== WHAT IS NEEDED ==
Each record that follows is to be reproduced character for character, pictures excepted.

- Opening Delimiter -

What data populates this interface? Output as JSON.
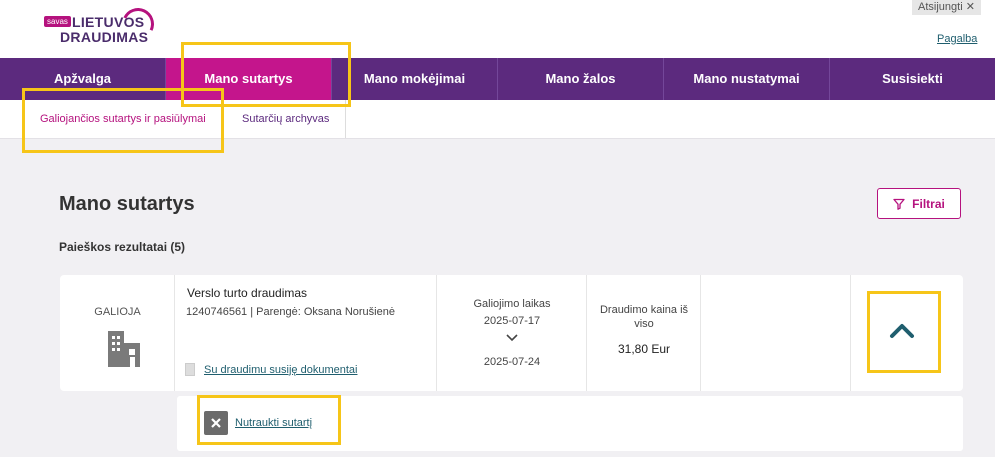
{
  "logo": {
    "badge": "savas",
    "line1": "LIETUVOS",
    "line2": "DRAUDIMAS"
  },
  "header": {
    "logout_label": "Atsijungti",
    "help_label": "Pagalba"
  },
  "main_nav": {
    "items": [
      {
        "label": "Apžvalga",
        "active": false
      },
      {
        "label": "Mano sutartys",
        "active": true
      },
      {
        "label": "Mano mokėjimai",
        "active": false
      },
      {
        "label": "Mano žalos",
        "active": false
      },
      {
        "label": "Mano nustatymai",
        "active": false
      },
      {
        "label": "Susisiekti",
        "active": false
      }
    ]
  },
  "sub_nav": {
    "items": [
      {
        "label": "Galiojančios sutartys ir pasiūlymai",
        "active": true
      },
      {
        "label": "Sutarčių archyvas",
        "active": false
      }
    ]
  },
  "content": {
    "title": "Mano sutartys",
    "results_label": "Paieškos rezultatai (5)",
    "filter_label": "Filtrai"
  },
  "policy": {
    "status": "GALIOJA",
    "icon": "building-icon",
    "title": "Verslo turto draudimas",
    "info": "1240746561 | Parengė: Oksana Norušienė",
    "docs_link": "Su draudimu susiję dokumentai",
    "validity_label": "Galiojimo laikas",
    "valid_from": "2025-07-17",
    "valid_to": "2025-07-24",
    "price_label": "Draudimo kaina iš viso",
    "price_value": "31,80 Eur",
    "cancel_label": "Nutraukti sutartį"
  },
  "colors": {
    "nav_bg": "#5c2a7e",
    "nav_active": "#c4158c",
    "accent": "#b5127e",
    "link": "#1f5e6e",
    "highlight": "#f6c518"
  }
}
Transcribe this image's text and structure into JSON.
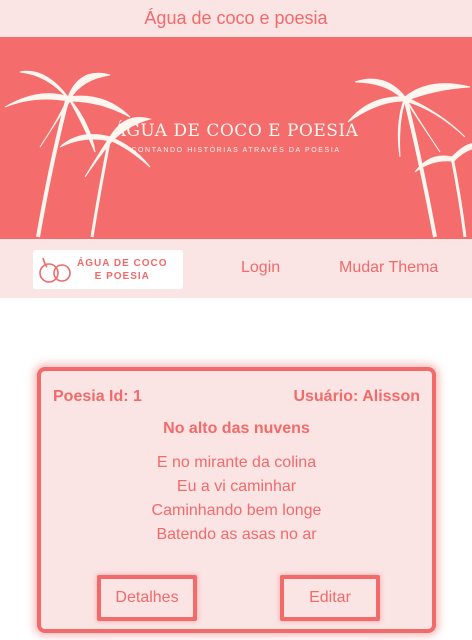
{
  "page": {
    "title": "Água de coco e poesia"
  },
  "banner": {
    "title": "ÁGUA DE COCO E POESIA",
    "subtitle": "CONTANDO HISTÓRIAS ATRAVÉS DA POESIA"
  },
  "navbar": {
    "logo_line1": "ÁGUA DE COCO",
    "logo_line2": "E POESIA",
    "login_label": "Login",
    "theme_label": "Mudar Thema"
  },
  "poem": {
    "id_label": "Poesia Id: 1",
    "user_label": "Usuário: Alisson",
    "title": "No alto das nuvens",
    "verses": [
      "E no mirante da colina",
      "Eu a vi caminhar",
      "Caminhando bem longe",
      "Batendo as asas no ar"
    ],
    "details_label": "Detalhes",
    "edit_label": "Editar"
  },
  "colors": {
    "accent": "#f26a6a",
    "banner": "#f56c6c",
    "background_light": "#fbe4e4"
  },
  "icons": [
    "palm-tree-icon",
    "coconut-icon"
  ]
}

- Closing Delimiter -

== EXERCISE OUTPUT ==
What data populates this interface? Output as JSON.
{
  "logo": {
    "badge": "savas",
    "line1": "LIETUVOS",
    "line2": "DRAUDIMAS"
  },
  "header": {
    "logout_label": "Atsijungti",
    "help_label": "Pagalba"
  },
  "main_nav": {
    "items": [
      {
        "label": "Apžvalga",
        "active": false
      },
      {
        "label": "Mano sutartys",
        "active": true
      },
      {
        "label": "Mano mokėjimai",
        "active": false
      },
      {
        "label": "Mano žalos",
        "active": false
      },
      {
        "label": "Mano nustatymai",
        "active": false
      },
      {
        "label": "Susisiekti",
        "active": false
      }
    ]
  },
  "sub_nav": {
    "items": [
      {
        "label": "Galiojančios sutartys ir pasiūlymai",
        "active": true
      },
      {
        "label": "Sutarčių archyvas",
        "active": false
      }
    ]
  },
  "content": {
    "title": "Mano sutartys",
    "results_label": "Paieškos rezultatai (5)",
    "filter_label": "Filtrai"
  },
  "policy": {
    "status": "GALIOJA",
    "icon": "building-icon",
    "title": "Verslo turto draudimas",
    "info": "1240746561 | Parengė: Oksana Norušienė",
    "docs_link": "Su draudimu susiję dokumentai",
    "validity_label": "Galiojimo laikas",
    "valid_from": "2025-07-17",
    "valid_to": "2025-07-24",
    "price_label": "Draudimo kaina iš viso",
    "price_value": "31,80 Eur",
    "cancel_label": "Nutraukti sutartį"
  },
  "colors": {
    "nav_bg": "#5c2a7e",
    "nav_active": "#c4158c",
    "accent": "#b5127e",
    "link": "#1f5e6e",
    "highlight": "#f6c518"
  }
}
Transcribe this image's text and structure into JSON.
{
  "page": {
    "title": "Água de coco e poesia"
  },
  "banner": {
    "title": "ÁGUA DE COCO E POESIA",
    "subtitle": "CONTANDO HISTÓRIAS ATRAVÉS DA POESIA"
  },
  "navbar": {
    "logo_line1": "ÁGUA DE COCO",
    "logo_line2": "E POESIA",
    "login_label": "Login",
    "theme_label": "Mudar Thema"
  },
  "poem": {
    "id_label": "Poesia Id: 1",
    "user_label": "Usuário: Alisson",
    "title": "No alto das nuvens",
    "verses": [
      "E no mirante da colina",
      "Eu a vi caminhar",
      "Caminhando bem longe",
      "Batendo as asas no ar"
    ],
    "details_label": "Detalhes",
    "edit_label": "Editar"
  },
  "colors": {
    "accent": "#f26a6a",
    "banner": "#f56c6c",
    "background_light": "#fbe4e4"
  },
  "icons": [
    "palm-tree-icon",
    "coconut-icon"
  ]
}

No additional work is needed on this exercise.